• **Description of the task**:
Narrow the data below down to the lines containing "automatically".

• **Information shown**:
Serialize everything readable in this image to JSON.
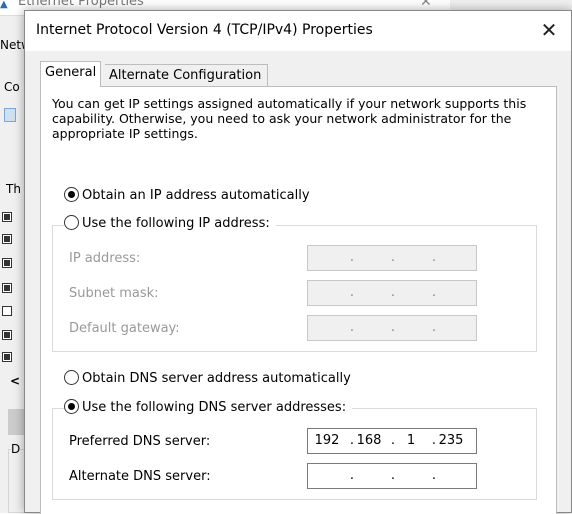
{
  "background_window": {
    "title": "Ethernet Properties",
    "tab_fragment": "Netw",
    "connect_fragment": "Co",
    "list_fragment": "Th",
    "scroll_left": "<",
    "desc_fragment": "D",
    "items_checked": [
      true,
      true,
      true,
      true,
      false,
      true,
      true
    ]
  },
  "dialog": {
    "title": "Internet Protocol Version 4 (TCP/IPv4) Properties",
    "close_glyph": "✕",
    "tabs": [
      {
        "label": "General",
        "active": true
      },
      {
        "label": "Alternate Configuration",
        "active": false
      }
    ],
    "info_text": "You can get IP settings assigned automatically if your network supports this capability. Otherwise, you need to ask your network administrator for the appropriate IP settings.",
    "ip_mode": {
      "auto_label": "Obtain an IP address automatically",
      "auto_selected": true,
      "manual_label": "Use the following IP address:",
      "manual_selected": false
    },
    "ip_fields": [
      {
        "label": "IP address:",
        "value": [
          "",
          "",
          "",
          ""
        ],
        "enabled": false
      },
      {
        "label": "Subnet mask:",
        "value": [
          "",
          "",
          "",
          ""
        ],
        "enabled": false
      },
      {
        "label": "Default gateway:",
        "value": [
          "",
          "",
          "",
          ""
        ],
        "enabled": false
      }
    ],
    "dns_mode": {
      "auto_label": "Obtain DNS server address automatically",
      "auto_selected": false,
      "manual_label": "Use the following DNS server addresses:",
      "manual_selected": true
    },
    "dns_fields": [
      {
        "label": "Preferred DNS server:",
        "value": [
          "192",
          "168",
          "1",
          "235"
        ],
        "enabled": true
      },
      {
        "label": "Alternate DNS server:",
        "value": [
          "",
          "",
          "",
          ""
        ],
        "enabled": true
      }
    ],
    "separator": "."
  }
}
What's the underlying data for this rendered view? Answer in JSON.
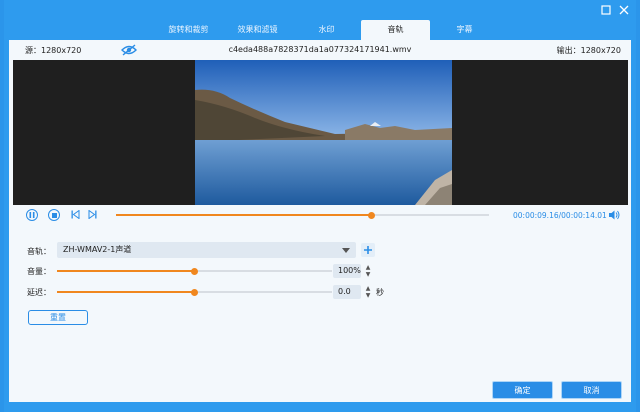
{
  "window": {
    "minimize_icon": "maximize-square-icon",
    "close_icon": "close-icon"
  },
  "tabs": [
    {
      "label": "旋转和裁剪",
      "active": false
    },
    {
      "label": "效果和滤镜",
      "active": false
    },
    {
      "label": "水印",
      "active": false
    },
    {
      "label": "音轨",
      "active": true
    },
    {
      "label": "字幕",
      "active": false
    }
  ],
  "info": {
    "source": "源：1280x720",
    "filename": "c4eda488a7828371da1a077324171941.wmv",
    "output": "输出：1280x720"
  },
  "player": {
    "current_time": "00:00:09.16",
    "total_time": "/00:00:14.01",
    "progress": 0.685
  },
  "audio": {
    "track_label": "音轨：",
    "track_value": "ZH-WMAV2-1声道",
    "volume_label": "音量：",
    "volume_value": "100%",
    "volume_level": 0.5,
    "delay_label": "延迟：",
    "delay_value": "0.0",
    "delay_level": 0.5,
    "delay_unit": "秒",
    "reset_label": "重置"
  },
  "footer": {
    "ok_label": "确定",
    "cancel_label": "取消"
  },
  "colors": {
    "accent": "#2a8de6",
    "progress": "#f0871f",
    "titlebar": "#2e9bee"
  }
}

• **Answer for the task**:
    "info_text": "You can get IP settings assigned automatically if your network supports this capability. Otherwise, you need to ask your network administrator for the appropriate IP settings.",
      "auto_label": "Obtain an IP address automatically",
      "auto_label": "Obtain DNS server address automatically",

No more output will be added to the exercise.